_RECORDS PROVIDED_
------------------------------------------------------------------------
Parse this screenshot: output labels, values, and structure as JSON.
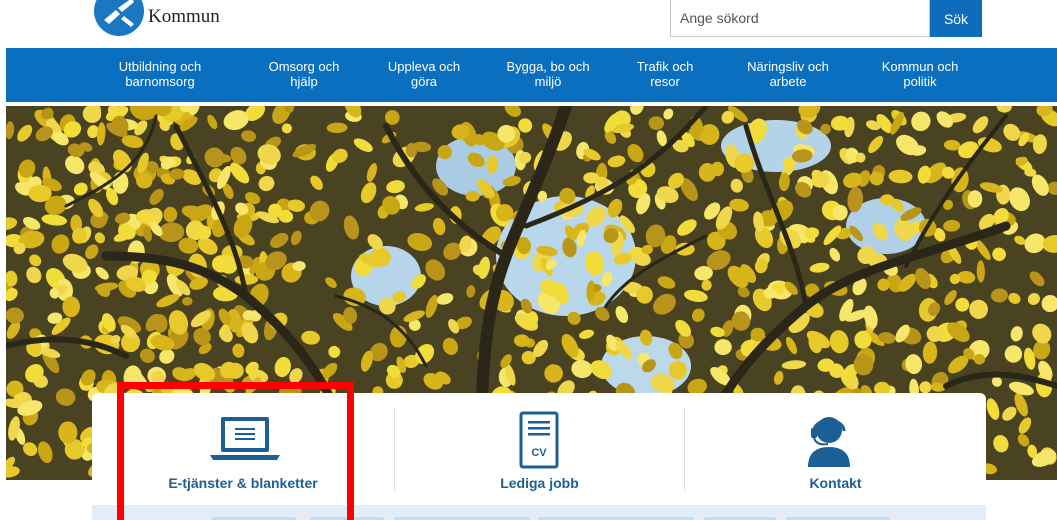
{
  "header": {
    "logo_text": "Kommun",
    "search_placeholder": "Ange sökord",
    "search_button": "Sök"
  },
  "nav": {
    "items": [
      {
        "line1": "Utbildning och",
        "line2": "barnomsorg"
      },
      {
        "line1": "Omsorg och",
        "line2": "hjälp"
      },
      {
        "line1": "Uppleva och",
        "line2": "göra"
      },
      {
        "line1": "Bygga, bo och",
        "line2": "miljö"
      },
      {
        "line1": "Trafik och",
        "line2": "resor"
      },
      {
        "line1": "Näringsliv och",
        "line2": "arbete"
      },
      {
        "line1": "Kommun och",
        "line2": "politik"
      }
    ]
  },
  "quick_links": [
    {
      "label": "E-tjänster & blanketter",
      "icon": "laptop-icon"
    },
    {
      "label": "Lediga jobb",
      "icon": "cv-document-icon",
      "icon_text": "CV"
    },
    {
      "label": "Kontakt",
      "icon": "headset-support-icon"
    }
  ],
  "colors": {
    "brand_blue": "#0b6fc0",
    "link_text": "#1c5f97",
    "highlight": "#ff0000"
  }
}
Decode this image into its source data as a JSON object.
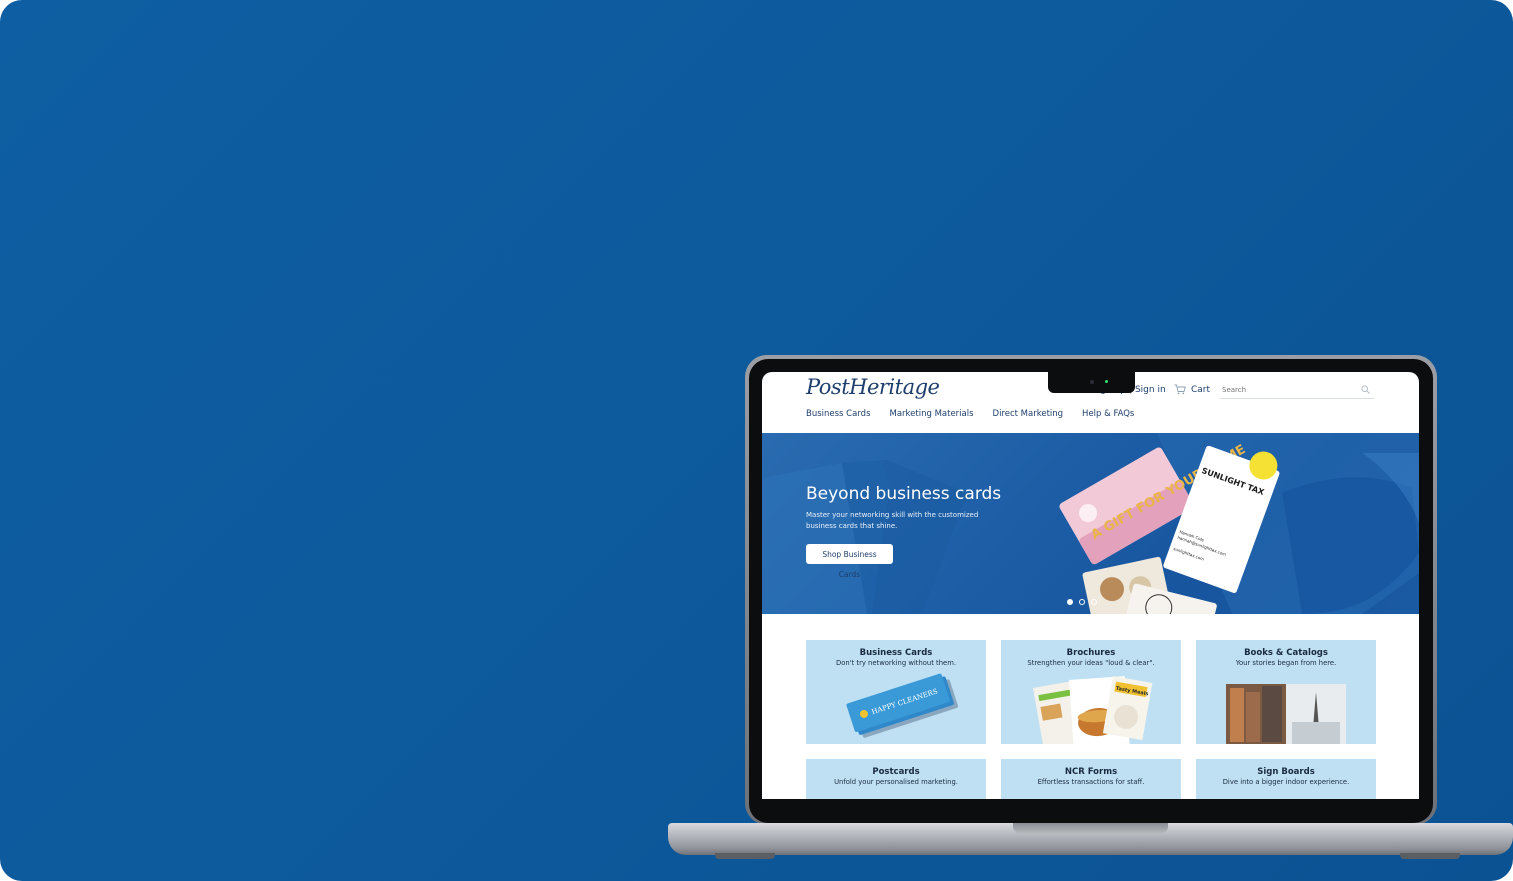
{
  "site": {
    "logo_text": "PostHeritage",
    "top_links": {
      "sign_up": "Sign up",
      "sign_in": "Sign in"
    },
    "cart_label": "Cart",
    "search_placeholder": "Search",
    "nav": [
      "Business Cards",
      "Marketing Materials",
      "Direct Marketing",
      "Help & FAQs"
    ]
  },
  "hero": {
    "title": "Beyond business cards",
    "subtitle": "Master your networking skill with the customized business cards that shine.",
    "button_label": "Shop Business Cards",
    "slides": 3,
    "active_slide": 1,
    "card_text": {
      "gift_card": "A GIFT FOR YOUR HOME",
      "sunlight": "SUNLIGHT TAX",
      "contact_name": "Hannah Cole",
      "contact_email": "hannah@sunlighttax.com",
      "contact_site": "sunlighttax.com"
    }
  },
  "categories": [
    {
      "title": "Business Cards",
      "subtitle": "Don't try networking without them.",
      "image_text": "HAPPY CLEANERS"
    },
    {
      "title": "Brochures",
      "subtitle": "Strengthen your ideas \"loud & clear\".",
      "image_text": "Tasty Meals"
    },
    {
      "title": "Books & Catalogs",
      "subtitle": "Your stories began from here.",
      "image_text": ""
    },
    {
      "title": "Postcards",
      "subtitle": "Unfold your personalised marketing.",
      "image_text": ""
    },
    {
      "title": "NCR Forms",
      "subtitle": "Effortless transactions for staff.",
      "image_text": ""
    },
    {
      "title": "Sign Boards",
      "subtitle": "Dive into a bigger indoor experience.",
      "image_text": ""
    }
  ],
  "colors": {
    "background": "#0e5ea3",
    "brand_navy": "#1e3f6d",
    "hero_blue": "#1d5ea6",
    "tile_bg": "#bfe0f2",
    "camera_led": "#2ee36b"
  }
}
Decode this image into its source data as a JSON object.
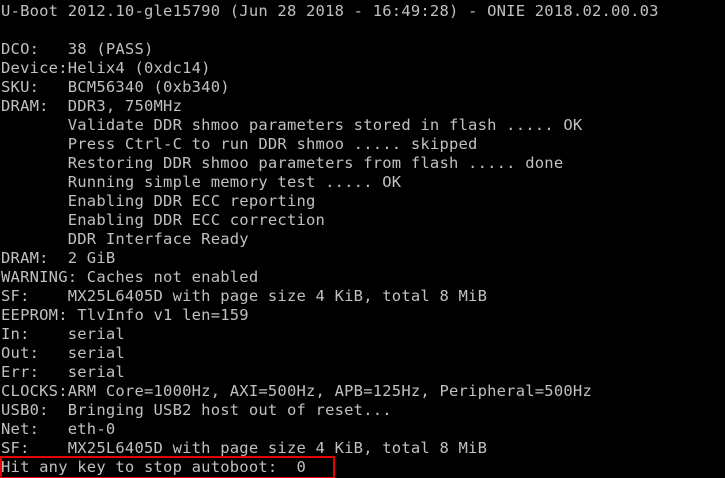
{
  "terminal": {
    "lines": [
      "U-Boot 2012.10-gle15790 (Jun 28 2018 - 16:49:28) - ONIE 2018.02.00.03",
      "",
      "DCO:   38 (PASS)",
      "Device:Helix4 (0xdc14)",
      "SKU:   BCM56340 (0xb340)",
      "DRAM:  DDR3, 750MHz",
      "       Validate DDR shmoo parameters stored in flash ..... OK",
      "       Press Ctrl-C to run DDR shmoo ..... skipped",
      "       Restoring DDR shmoo parameters from flash ..... done",
      "       Running simple memory test ..... OK",
      "       Enabling DDR ECC reporting",
      "       Enabling DDR ECC correction",
      "       DDR Interface Ready",
      "DRAM:  2 GiB",
      "WARNING: Caches not enabled",
      "SF:    MX25L6405D with page size 4 KiB, total 8 MiB",
      "EEPROM: TlvInfo v1 len=159",
      "In:    serial",
      "Out:   serial",
      "Err:   serial",
      "CLOCKS:ARM Core=1000Hz, AXI=500Hz, APB=125Hz, Peripheral=500Hz",
      "USB0:  Bringing USB2 host out of reset...",
      "Net:   eth-0",
      "SF:    MX25L6405D with page size 4 KiB, total 8 MiB",
      "Hit any key to stop autoboot:  0"
    ]
  },
  "colors": {
    "background": "#000000",
    "text": "#c0c0c0",
    "highlight_border": "#e60000"
  }
}
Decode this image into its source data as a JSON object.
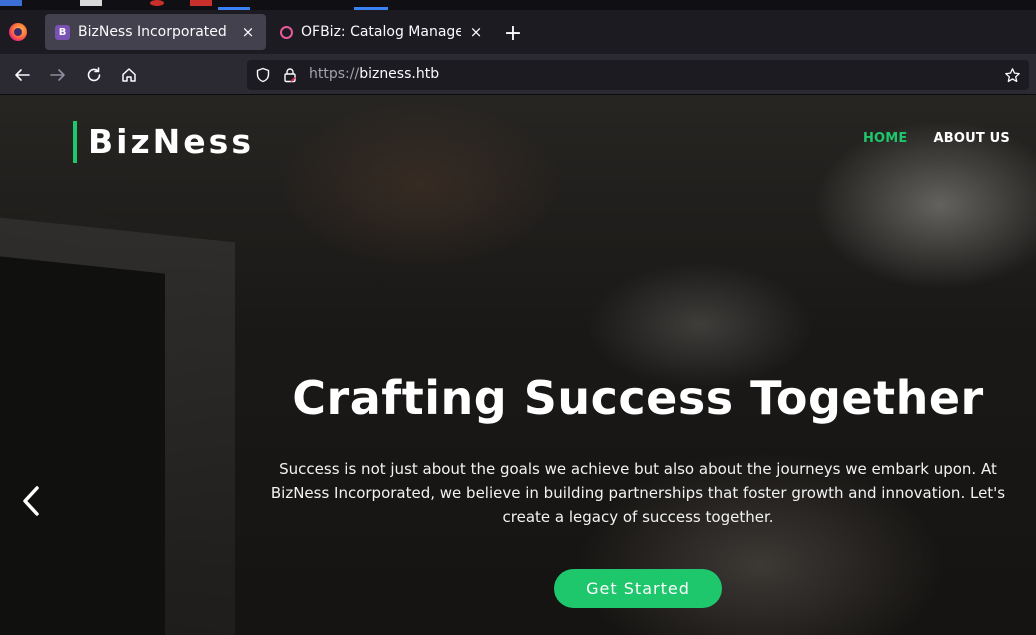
{
  "browser": {
    "tabs": [
      {
        "favicon": "B",
        "title": "BizNess Incorporated",
        "active": true
      },
      {
        "favicon": "ofbiz-icon",
        "title": "OFBiz: Catalog Manager: ",
        "active": false
      }
    ],
    "new_tab_label": "+",
    "close_glyph": "×",
    "url_scheme": "https://",
    "url_host": "bizness.htb"
  },
  "site": {
    "brand": "BizNess",
    "nav": [
      {
        "label": "HOME",
        "active": true
      },
      {
        "label": "ABOUT US",
        "active": false
      }
    ],
    "hero": {
      "title": "Crafting Success Together",
      "text": "Success is not just about the goals we achieve but also about the journeys we embark upon. At BizNess Incorporated, we believe in building partnerships that foster growth and innovation. Let's create a legacy of success together.",
      "button_label": "Get Started"
    }
  },
  "colors": {
    "accent": "#1ec66c",
    "tab_active_bg": "#42414d",
    "toolbar_bg": "#2b2a33"
  }
}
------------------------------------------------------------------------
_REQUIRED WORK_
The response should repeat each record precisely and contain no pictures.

_RESPONSE TO THIS EXERCISE_
Parse this screenshot: output labels, values, and structure as JSON.
{
  "header": {
    "logo_text": "Kommun",
    "search_placeholder": "Ange sökord",
    "search_button": "Sök"
  },
  "nav": {
    "items": [
      {
        "line1": "Utbildning och",
        "line2": "barnomsorg"
      },
      {
        "line1": "Omsorg och",
        "line2": "hjälp"
      },
      {
        "line1": "Uppleva och",
        "line2": "göra"
      },
      {
        "line1": "Bygga, bo och",
        "line2": "miljö"
      },
      {
        "line1": "Trafik och",
        "line2": "resor"
      },
      {
        "line1": "Näringsliv och",
        "line2": "arbete"
      },
      {
        "line1": "Kommun och",
        "line2": "politik"
      }
    ]
  },
  "quick_links": [
    {
      "label": "E-tjänster & blanketter",
      "icon": "laptop-icon"
    },
    {
      "label": "Lediga jobb",
      "icon": "cv-document-icon",
      "icon_text": "CV"
    },
    {
      "label": "Kontakt",
      "icon": "headset-support-icon"
    }
  ],
  "colors": {
    "brand_blue": "#0b6fc0",
    "link_text": "#1c5f97",
    "highlight": "#ff0000"
  }
}
Decode this image into its source data as a JSON object.
{
  "site": {
    "logo_text": "PostHeritage",
    "top_links": {
      "sign_up": "Sign up",
      "sign_in": "Sign in"
    },
    "cart_label": "Cart",
    "search_placeholder": "Search",
    "nav": [
      "Business Cards",
      "Marketing Materials",
      "Direct Marketing",
      "Help & FAQs"
    ]
  },
  "hero": {
    "title": "Beyond business cards",
    "subtitle": "Master your networking skill with the customized business cards that shine.",
    "button_label": "Shop Business Cards",
    "slides": 3,
    "active_slide": 1,
    "card_text": {
      "gift_card": "A GIFT FOR YOUR HOME",
      "sunlight": "SUNLIGHT TAX",
      "contact_name": "Hannah Cole",
      "contact_email": "hannah@sunlighttax.com",
      "contact_site": "sunlighttax.com"
    }
  },
  "categories": [
    {
      "title": "Business Cards",
      "subtitle": "Don't try networking without them.",
      "image_text": "HAPPY CLEANERS"
    },
    {
      "title": "Brochures",
      "subtitle": "Strengthen your ideas \"loud & clear\".",
      "image_text": "Tasty Meals"
    },
    {
      "title": "Books & Catalogs",
      "subtitle": "Your stories began from here.",
      "image_text": ""
    },
    {
      "title": "Postcards",
      "subtitle": "Unfold your personalised marketing.",
      "image_text": ""
    },
    {
      "title": "NCR Forms",
      "subtitle": "Effortless transactions for staff.",
      "image_text": ""
    },
    {
      "title": "Sign Boards",
      "subtitle": "Dive into a bigger indoor experience.",
      "image_text": ""
    }
  ],
  "colors": {
    "background": "#0e5ea3",
    "brand_navy": "#1e3f6d",
    "hero_blue": "#1d5ea6",
    "tile_bg": "#bfe0f2",
    "camera_led": "#2ee36b"
  }
}
Decode this image into its source data as a JSON object.
{
  "terminal": {
    "lines": [
      "U-Boot 2012.10-gle15790 (Jun 28 2018 - 16:49:28) - ONIE 2018.02.00.03",
      "",
      "DCO:   38 (PASS)",
      "Device:Helix4 (0xdc14)",
      "SKU:   BCM56340 (0xb340)",
      "DRAM:  DDR3, 750MHz",
      "       Validate DDR shmoo parameters stored in flash ..... OK",
      "       Press Ctrl-C to run DDR shmoo ..... skipped",
      "       Restoring DDR shmoo parameters from flash ..... done",
      "       Running simple memory test ..... OK",
      "       Enabling DDR ECC reporting",
      "       Enabling DDR ECC correction",
      "       DDR Interface Ready",
      "DRAM:  2 GiB",
      "WARNING: Caches not enabled",
      "SF:    MX25L6405D with page size 4 KiB, total 8 MiB",
      "EEPROM: TlvInfo v1 len=159",
      "In:    serial",
      "Out:   serial",
      "Err:   serial",
      "CLOCKS:ARM Core=1000Hz, AXI=500Hz, APB=125Hz, Peripheral=500Hz",
      "USB0:  Bringing USB2 host out of reset...",
      "Net:   eth-0",
      "SF:    MX25L6405D with page size 4 KiB, total 8 MiB",
      "Hit any key to stop autoboot:  0"
    ]
  },
  "colors": {
    "background": "#000000",
    "text": "#c0c0c0",
    "highlight_border": "#e60000"
  }
}
Decode this image into its source data as a JSON object.
{
  "browser": {
    "tabs": [
      {
        "favicon": "B",
        "title": "BizNess Incorporated",
        "active": true
      },
      {
        "favicon": "ofbiz-icon",
        "title": "OFBiz: Catalog Manager: ",
        "active": false
      }
    ],
    "new_tab_label": "+",
    "close_glyph": "×",
    "url_scheme": "https://",
    "url_host": "bizness.htb"
  },
  "site": {
    "brand": "BizNess",
    "nav": [
      {
        "label": "HOME",
        "active": true
      },
      {
        "label": "ABOUT US",
        "active": false
      }
    ],
    "hero": {
      "title": "Crafting Success Together",
      "text": "Success is not just about the goals we achieve but also about the journeys we embark upon. At BizNess Incorporated, we believe in building partnerships that foster growth and innovation. Let's create a legacy of success together.",
      "button_label": "Get Started"
    }
  },
  "colors": {
    "accent": "#1ec66c",
    "tab_active_bg": "#42414d",
    "toolbar_bg": "#2b2a33"
  }
}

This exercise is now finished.